If the track experience was intense, the on-road experience was a bit emotional. We were driving on roads which had 45 or 55 mph (72-88 kph) limits and it proved to be almost impossible to maintain. Not that the car was suffocating, actually it could handle low speeds like a little Fiat runabout, but it was me, the driver, who needed to be kept on a leash. The ride quality dished out by double wishbones on all ends was stiff but not bone-jarring stiff.Occasionally, when the flowing tarmac opened up and there were no police car silhouettes on the horizon, I would give the LP560-4 a chance to fly. The scattering of Lamborghinis went through beautifully laid national park roads before almost everyone got lost completely – we did too, and I was not complaining. Eventually, we aimed at the Vegas skyline the way astronauts did with Mother Earth in the Apollo 13 mission, and reached home. As we closed in on the famous ‘Vegas strip’, neons were just about coming on, tourists still had children with them and slot machines were more or less silent.

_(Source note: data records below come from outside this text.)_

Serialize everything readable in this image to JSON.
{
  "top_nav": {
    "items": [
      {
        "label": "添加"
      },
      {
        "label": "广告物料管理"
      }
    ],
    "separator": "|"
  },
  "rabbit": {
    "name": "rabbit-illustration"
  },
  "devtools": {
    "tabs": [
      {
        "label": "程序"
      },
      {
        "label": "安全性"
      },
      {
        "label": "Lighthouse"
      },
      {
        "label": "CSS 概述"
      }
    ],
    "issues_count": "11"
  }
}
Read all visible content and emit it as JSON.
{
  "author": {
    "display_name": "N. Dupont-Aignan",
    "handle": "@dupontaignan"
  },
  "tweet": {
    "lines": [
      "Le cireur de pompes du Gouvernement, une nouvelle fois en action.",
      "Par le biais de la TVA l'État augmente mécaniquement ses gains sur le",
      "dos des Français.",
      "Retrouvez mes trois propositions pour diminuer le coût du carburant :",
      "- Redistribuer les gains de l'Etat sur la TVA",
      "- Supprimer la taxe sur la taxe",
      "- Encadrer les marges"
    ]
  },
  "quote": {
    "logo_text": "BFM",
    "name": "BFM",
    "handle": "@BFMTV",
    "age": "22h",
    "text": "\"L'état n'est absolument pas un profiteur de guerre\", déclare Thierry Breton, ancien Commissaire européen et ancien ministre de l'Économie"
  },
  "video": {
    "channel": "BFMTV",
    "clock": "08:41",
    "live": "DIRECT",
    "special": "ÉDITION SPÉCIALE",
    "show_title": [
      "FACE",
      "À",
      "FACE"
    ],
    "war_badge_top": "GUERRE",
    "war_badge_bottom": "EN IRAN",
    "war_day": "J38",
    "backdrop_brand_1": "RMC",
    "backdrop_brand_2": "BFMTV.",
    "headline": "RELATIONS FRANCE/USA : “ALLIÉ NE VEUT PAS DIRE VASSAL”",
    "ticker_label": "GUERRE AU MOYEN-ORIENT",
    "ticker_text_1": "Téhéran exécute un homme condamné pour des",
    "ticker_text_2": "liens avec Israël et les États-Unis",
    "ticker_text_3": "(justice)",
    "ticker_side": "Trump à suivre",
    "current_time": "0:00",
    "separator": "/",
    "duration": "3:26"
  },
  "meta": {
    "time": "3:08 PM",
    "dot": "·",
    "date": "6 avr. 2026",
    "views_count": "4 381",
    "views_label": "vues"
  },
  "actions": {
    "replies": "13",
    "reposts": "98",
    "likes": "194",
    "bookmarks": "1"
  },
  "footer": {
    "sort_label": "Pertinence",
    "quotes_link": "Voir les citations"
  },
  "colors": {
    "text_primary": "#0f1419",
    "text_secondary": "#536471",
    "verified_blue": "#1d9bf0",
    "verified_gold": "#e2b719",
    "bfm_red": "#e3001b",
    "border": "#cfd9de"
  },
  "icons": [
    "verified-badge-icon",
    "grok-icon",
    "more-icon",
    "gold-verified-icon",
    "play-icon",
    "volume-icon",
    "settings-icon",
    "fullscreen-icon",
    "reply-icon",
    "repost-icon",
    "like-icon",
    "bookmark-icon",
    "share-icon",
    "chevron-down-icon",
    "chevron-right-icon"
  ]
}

Some chose to give a thumbs-up to the new Lambo on the prowl and some others chose to use a different finger to show their appreciation. It was nice, to be at the signals, being swarmed with attention. And then it was time to park, blip the throttle one last time to hear the magnificent ten in the underground lot and toss the key to the parking attendant. She had legs all the way to her neck and she wore a Lamborghini shirt – I hated her nevertheless.
I never tried my luck on the slot machines – not even a dollar was spent on it. Neither did I attend any of the extravagant Vegas productions like Bellagio’s O or KA at MGM Grand. And yes, I gave the night clubs at Caesars Palace the skip too. The only bit of kinkiness from my end consisted of buying a pink refrigerator magnet that said Vegas Babe! But I felt drained, indulged and satisfied to an exceptionally criminal level.
The high the new Lamborghini gave me was of such an order that I could simply retire to my room and try to stop the adrenaline glands from belching the stuff and sleep. It took a timely SMS from a good friend to explain what was going on within me – there are enthusiasts and there are lovers, she said.
Sometimes, only sometimes, women do get it right.
So you have secretly peeped at the aunt next door.